Records for the task: Begin
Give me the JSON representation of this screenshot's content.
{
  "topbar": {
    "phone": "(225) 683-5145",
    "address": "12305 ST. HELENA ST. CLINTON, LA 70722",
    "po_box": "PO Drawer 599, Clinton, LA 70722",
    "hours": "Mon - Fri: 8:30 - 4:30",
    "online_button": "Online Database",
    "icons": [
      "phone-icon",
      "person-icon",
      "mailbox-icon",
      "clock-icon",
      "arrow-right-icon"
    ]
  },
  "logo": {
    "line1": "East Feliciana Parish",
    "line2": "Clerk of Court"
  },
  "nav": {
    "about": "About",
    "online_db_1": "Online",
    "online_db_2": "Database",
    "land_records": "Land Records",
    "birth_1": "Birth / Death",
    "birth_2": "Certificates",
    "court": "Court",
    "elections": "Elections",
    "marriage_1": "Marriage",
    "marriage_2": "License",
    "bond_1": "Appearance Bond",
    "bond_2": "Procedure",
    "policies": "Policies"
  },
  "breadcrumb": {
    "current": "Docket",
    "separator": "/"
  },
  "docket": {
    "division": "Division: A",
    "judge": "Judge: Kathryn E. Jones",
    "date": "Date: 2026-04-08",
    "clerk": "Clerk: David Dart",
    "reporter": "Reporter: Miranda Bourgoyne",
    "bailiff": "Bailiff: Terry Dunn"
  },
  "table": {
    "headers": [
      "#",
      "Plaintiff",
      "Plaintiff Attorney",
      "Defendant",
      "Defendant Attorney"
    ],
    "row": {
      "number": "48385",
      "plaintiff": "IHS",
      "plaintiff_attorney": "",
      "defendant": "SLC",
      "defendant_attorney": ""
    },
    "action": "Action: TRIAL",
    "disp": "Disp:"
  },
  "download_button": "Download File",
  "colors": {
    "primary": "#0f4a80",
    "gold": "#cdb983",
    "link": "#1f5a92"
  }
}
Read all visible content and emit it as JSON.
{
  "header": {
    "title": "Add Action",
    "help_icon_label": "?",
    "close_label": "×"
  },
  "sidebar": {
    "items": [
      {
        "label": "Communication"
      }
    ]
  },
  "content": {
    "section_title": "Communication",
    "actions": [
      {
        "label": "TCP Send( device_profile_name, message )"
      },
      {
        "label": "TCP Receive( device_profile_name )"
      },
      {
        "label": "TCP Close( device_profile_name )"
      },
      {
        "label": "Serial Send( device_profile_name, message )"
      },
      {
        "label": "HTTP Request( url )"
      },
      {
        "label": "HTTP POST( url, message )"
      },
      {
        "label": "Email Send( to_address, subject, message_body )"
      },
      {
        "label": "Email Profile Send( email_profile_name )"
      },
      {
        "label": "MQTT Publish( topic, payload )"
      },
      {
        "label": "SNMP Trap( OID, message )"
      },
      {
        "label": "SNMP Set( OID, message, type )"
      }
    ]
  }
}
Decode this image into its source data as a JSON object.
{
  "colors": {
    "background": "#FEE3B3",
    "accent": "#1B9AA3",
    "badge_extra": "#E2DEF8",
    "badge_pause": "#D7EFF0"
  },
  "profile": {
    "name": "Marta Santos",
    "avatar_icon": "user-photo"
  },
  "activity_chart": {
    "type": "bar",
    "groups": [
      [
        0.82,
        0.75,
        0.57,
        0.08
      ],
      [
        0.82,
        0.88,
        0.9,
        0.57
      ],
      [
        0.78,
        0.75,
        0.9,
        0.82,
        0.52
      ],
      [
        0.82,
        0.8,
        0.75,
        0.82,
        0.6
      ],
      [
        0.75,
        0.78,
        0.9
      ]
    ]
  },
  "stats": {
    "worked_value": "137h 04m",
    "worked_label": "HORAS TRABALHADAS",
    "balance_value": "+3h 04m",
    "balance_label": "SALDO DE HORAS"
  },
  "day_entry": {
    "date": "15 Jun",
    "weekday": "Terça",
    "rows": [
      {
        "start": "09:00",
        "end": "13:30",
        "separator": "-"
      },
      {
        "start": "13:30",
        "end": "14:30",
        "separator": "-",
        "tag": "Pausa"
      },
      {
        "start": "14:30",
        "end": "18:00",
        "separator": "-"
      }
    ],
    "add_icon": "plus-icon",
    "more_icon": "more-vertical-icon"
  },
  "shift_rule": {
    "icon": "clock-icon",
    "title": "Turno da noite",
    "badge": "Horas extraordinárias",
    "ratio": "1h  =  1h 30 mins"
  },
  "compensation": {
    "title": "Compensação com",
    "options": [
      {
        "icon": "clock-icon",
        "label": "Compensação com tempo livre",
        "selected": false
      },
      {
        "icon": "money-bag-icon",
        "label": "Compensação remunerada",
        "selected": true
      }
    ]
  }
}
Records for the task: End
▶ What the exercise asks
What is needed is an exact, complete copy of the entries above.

▶ Response below
Give me the JSON representation of this screenshot's content.
{
  "topbar": {
    "phone": "(225) 683-5145",
    "address": "12305 ST. HELENA ST. CLINTON, LA 70722",
    "po_box": "PO Drawer 599, Clinton, LA 70722",
    "hours": "Mon - Fri: 8:30 - 4:30",
    "online_button": "Online Database",
    "icons": [
      "phone-icon",
      "person-icon",
      "mailbox-icon",
      "clock-icon",
      "arrow-right-icon"
    ]
  },
  "logo": {
    "line1": "East Feliciana Parish",
    "line2": "Clerk of Court"
  },
  "nav": {
    "about": "About",
    "online_db_1": "Online",
    "online_db_2": "Database",
    "land_records": "Land Records",
    "birth_1": "Birth / Death",
    "birth_2": "Certificates",
    "court": "Court",
    "elections": "Elections",
    "marriage_1": "Marriage",
    "marriage_2": "License",
    "bond_1": "Appearance Bond",
    "bond_2": "Procedure",
    "policies": "Policies"
  },
  "breadcrumb": {
    "current": "Docket",
    "separator": "/"
  },
  "docket": {
    "division": "Division: A",
    "judge": "Judge: Kathryn E. Jones",
    "date": "Date: 2026-04-08",
    "clerk": "Clerk: David Dart",
    "reporter": "Reporter: Miranda Bourgoyne",
    "bailiff": "Bailiff: Terry Dunn"
  },
  "table": {
    "headers": [
      "#",
      "Plaintiff",
      "Plaintiff Attorney",
      "Defendant",
      "Defendant Attorney"
    ],
    "row": {
      "number": "48385",
      "plaintiff": "IHS",
      "plaintiff_attorney": "",
      "defendant": "SLC",
      "defendant_attorney": ""
    },
    "action": "Action: TRIAL",
    "disp": "Disp:"
  },
  "download_button": "Download File",
  "colors": {
    "primary": "#0f4a80",
    "gold": "#cdb983",
    "link": "#1f5a92"
  }
}
Read all visible content and emit it as JSON.
{
  "header": {
    "title": "Add Action",
    "help_icon_label": "?",
    "close_label": "×"
  },
  "sidebar": {
    "items": [
      {
        "label": "Communication"
      }
    ]
  },
  "content": {
    "section_title": "Communication",
    "actions": [
      {
        "label": "TCP Send( device_profile_name, message )"
      },
      {
        "label": "TCP Receive( device_profile_name )"
      },
      {
        "label": "TCP Close( device_profile_name )"
      },
      {
        "label": "Serial Send( device_profile_name, message )"
      },
      {
        "label": "HTTP Request( url )"
      },
      {
        "label": "HTTP POST( url, message )"
      },
      {
        "label": "Email Send( to_address, subject, message_body )"
      },
      {
        "label": "Email Profile Send( email_profile_name )"
      },
      {
        "label": "MQTT Publish( topic, payload )"
      },
      {
        "label": "SNMP Trap( OID, message )"
      },
      {
        "label": "SNMP Set( OID, message, type )"
      }
    ]
  }
}
Decode this image into its source data as a JSON object.
{
  "colors": {
    "background": "#FEE3B3",
    "accent": "#1B9AA3",
    "badge_extra": "#E2DEF8",
    "badge_pause": "#D7EFF0"
  },
  "profile": {
    "name": "Marta Santos",
    "avatar_icon": "user-photo"
  },
  "activity_chart": {
    "type": "bar",
    "groups": [
      [
        0.82,
        0.75,
        0.57,
        0.08
      ],
      [
        0.82,
        0.88,
        0.9,
        0.57
      ],
      [
        0.78,
        0.75,
        0.9,
        0.82,
        0.52
      ],
      [
        0.82,
        0.8,
        0.75,
        0.82,
        0.6
      ],
      [
        0.75,
        0.78,
        0.9
      ]
    ]
  },
  "stats": {
    "worked_value": "137h 04m",
    "worked_label": "HORAS TRABALHADAS",
    "balance_value": "+3h 04m",
    "balance_label": "SALDO DE HORAS"
  },
  "day_entry": {
    "date": "15 Jun",
    "weekday": "Terça",
    "rows": [
      {
        "start": "09:00",
        "end": "13:30",
        "separator": "-"
      },
      {
        "start": "13:30",
        "end": "14:30",
        "separator": "-",
        "tag": "Pausa"
      },
      {
        "start": "14:30",
        "end": "18:00",
        "separator": "-"
      }
    ],
    "add_icon": "plus-icon",
    "more_icon": "more-vertical-icon"
  },
  "shift_rule": {
    "icon": "clock-icon",
    "title": "Turno da noite",
    "badge": "Horas extraordinárias",
    "ratio": "1h  =  1h 30 mins"
  },
  "compensation": {
    "title": "Compensação com",
    "options": [
      {
        "icon": "clock-icon",
        "label": "Compensação com tempo livre",
        "selected": false
      },
      {
        "icon": "money-bag-icon",
        "label": "Compensação remunerada",
        "selected": true
      }
    ]
  }
}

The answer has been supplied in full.